Don S. Terry
life members, 74; Died on September 14
Terry was a computer engineer at Hewlett-Packard in Fort Collins, Colo., for 18 years.
He joined HP in 1978 as a software developer and chaired the Portable Operating System Interface (POSIX) Working Group. POSIX is a family of standards specified by the IEEE Computer Society to maintain compatibility between operating systems While there, he also developed software for the Motorola 68000 microprocessor.
Terry left HP in 1997 to join Software Solutions, also in Fort Collins, where he developed tools for Interix, a Unix subsystem of the Windows NT operating system. After Microsoft acquired the software in 1999, he remained in the Seattle location as a senior software development engineer. There he worked on static analysis, a method of computer-program debugging that involves examining the code without actually executing the program. He also helped create SAL, a Microsoft source-code annotation language, designed to make code design easier to understand and analyze.
Terry retired in 2014. According to his daughter Christine, he loved science fiction, boating, cooking and spending time with his family.
He earned a bachelor’s degree in electrical engineering in 1970 and a Ph.D. in computer science in 1978, both from the University of Washington in Seattle.
Signal Processing Engineer
Life Senior Members, 70; Died on August 25
Sandham has applied his signal processing expertise to a variety of disciplines, including medical imaging, biomedical data analysis, and geophysics.
He began his career as a physicist at the University of Glasgow in 1974. While working there, he completed his Ph.D. He received his degree in Geophysics in 1981 from the University of Birmingham, England. He then joined the British National Oil Corporation (now Britoil) as a geophysicist.
In 1986 he moved to Glasgow to join the University of Strathclyde as a lecturer in the Signal Processing Department. While at the university, he published more than 200 journal papers and five books that addressed blood glucose measurement, electrocardiography data analysis and compression, medical ultrasound, MRI segmentation, prosthetic limb fitting, and sleep apnea detection.
Sandham left the university in 2003 and founded a signal processing consultancy and research business called Scottsig, also in Glasgow.
He serves on its editorial board i amEEE Transactions on Circuits and Systems II: Analog and Digital Signal Processing And EURASIP Journal on Signal Processing Advances.
He was a Fellow of the Institution of Engineering and Technology and a member of the European Association of Geoscientists and Engineers and the Society of Exploration Geophysicists.
Sandham graduated from the University of Glasgow in 1974 with a bachelor’s degree in electrical engineering.
Stephen M. Brustowski
life members, 69; Died on January 6
For 40 years, Brustowski worked as a loss-prevention engineer for insurance company FM Global. He retired in 2014 from the company headquartered in Johnston, RI.

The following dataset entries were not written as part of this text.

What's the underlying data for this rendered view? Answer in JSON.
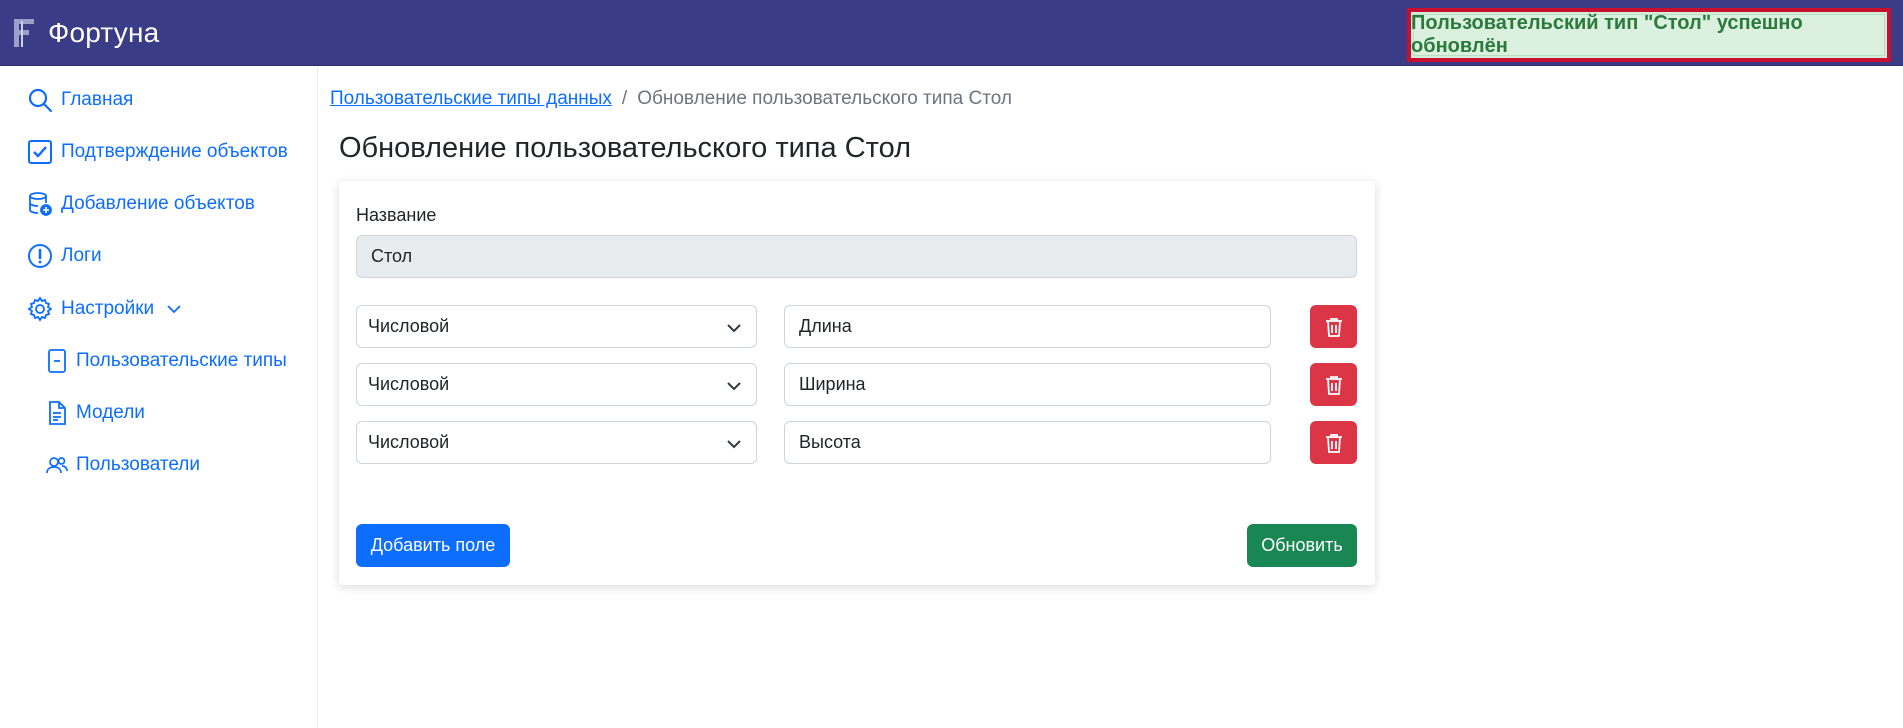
{
  "app": {
    "title": "Фортуна"
  },
  "toast": {
    "message": "Пользовательский тип \"Стол\" успешно обновлён"
  },
  "sidebar": {
    "items": [
      {
        "label": "Главная",
        "icon": "search-icon"
      },
      {
        "label": "Подтверждение объектов",
        "icon": "check-square-icon"
      },
      {
        "label": "Добавление объектов",
        "icon": "database-add-icon"
      },
      {
        "label": "Логи",
        "icon": "exclamation-circle-icon"
      },
      {
        "label": "Настройки",
        "icon": "gear-icon",
        "expanded": true
      }
    ],
    "subitems": [
      {
        "label": "Пользовательские типы",
        "icon": "file-minus-icon"
      },
      {
        "label": "Модели",
        "icon": "file-text-icon"
      },
      {
        "label": "Пользователи",
        "icon": "people-icon"
      }
    ]
  },
  "breadcrumb": {
    "link": "Пользовательские типы данных",
    "separator": "/",
    "current": "Обновление пользовательского типа Стол"
  },
  "page": {
    "title": "Обновление пользовательского типа Стол"
  },
  "form": {
    "name_label": "Название",
    "name_value": "Стол",
    "fields": [
      {
        "type": "Числовой",
        "name": "Длина"
      },
      {
        "type": "Числовой",
        "name": "Ширина"
      },
      {
        "type": "Числовой",
        "name": "Высота"
      }
    ],
    "add_button": "Добавить поле",
    "update_button": "Обновить"
  },
  "colors": {
    "topbar": "#3b3c87",
    "accent": "#0d6efd",
    "danger": "#dc3545",
    "success": "#198754",
    "toast_bg": "#d4edda",
    "toast_text": "#2a7a3b"
  }
}
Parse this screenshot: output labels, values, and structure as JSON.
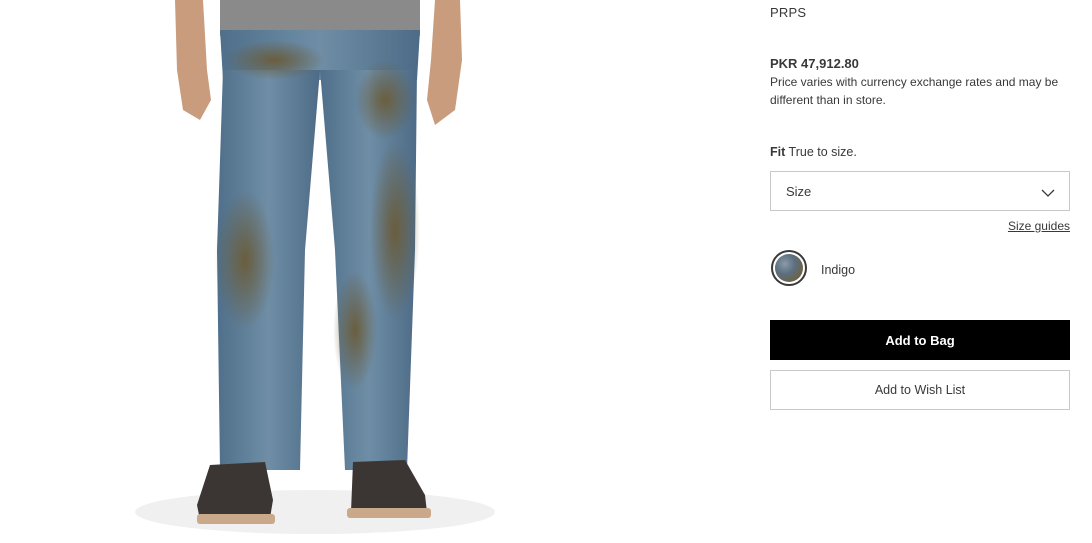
{
  "product": {
    "brand": "PRPS",
    "price": "PKR 47,912.80",
    "price_note": "Price varies with currency exchange rates and may be different than in store.",
    "fit_label": "Fit",
    "fit_value": "True to size.",
    "size_placeholder": "Size",
    "size_guides_label": "Size guides",
    "color_name": "Indigo",
    "add_to_bag_label": "Add to Bag",
    "add_to_wishlist_label": "Add to Wish List"
  },
  "colors": {
    "text": "#393939",
    "button_primary_bg": "#000000",
    "button_primary_text": "#ffffff",
    "border": "#c8c8c8"
  },
  "icons": {
    "select_arrow": "chevron-down-icon"
  }
}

He was an elder at his church, Crosspoint Alliance, in Akron, Ohio, where he oversaw administrative work and led Bible studies and prayer meetings. He was an assistant scoutmaster for 12 years and enjoyed hiking and traveling the world with his family, according to his wife, Sharon.
Brustowski graduated from the University of Akron in 1973 with a bachelor’s degree in electrical engineering.
President and CEO of Essex Corporation
Life Senior Member, 96; Died on 7 May 2020
As president and CEO of Essex Corporation in Columbia, Mo., Leto managed the development and commercialization of optoelectronic and signal processing solutions for defense, intelligence and commercial customers. He retired in 1995.
He served as an aeronautical engineer in the US Army in World War II. After his discharge, he earned a bachelor’s degree in chemistry, then a master’s degree and PhD, all from the University of Florida in Gainesville in 1949, 1951, and 1952.
After he graduated, he became a postdoctoral assistant at the University of Illinois at Urbana-Champaign. He went on to become a researcher at Raytheon Technologies, an aerospace and defense manufacturer based in Wayland, Mass.
Lett was also a member of the American Physical Society and the Phi Beta Kappa and Sigma Xi honor societies.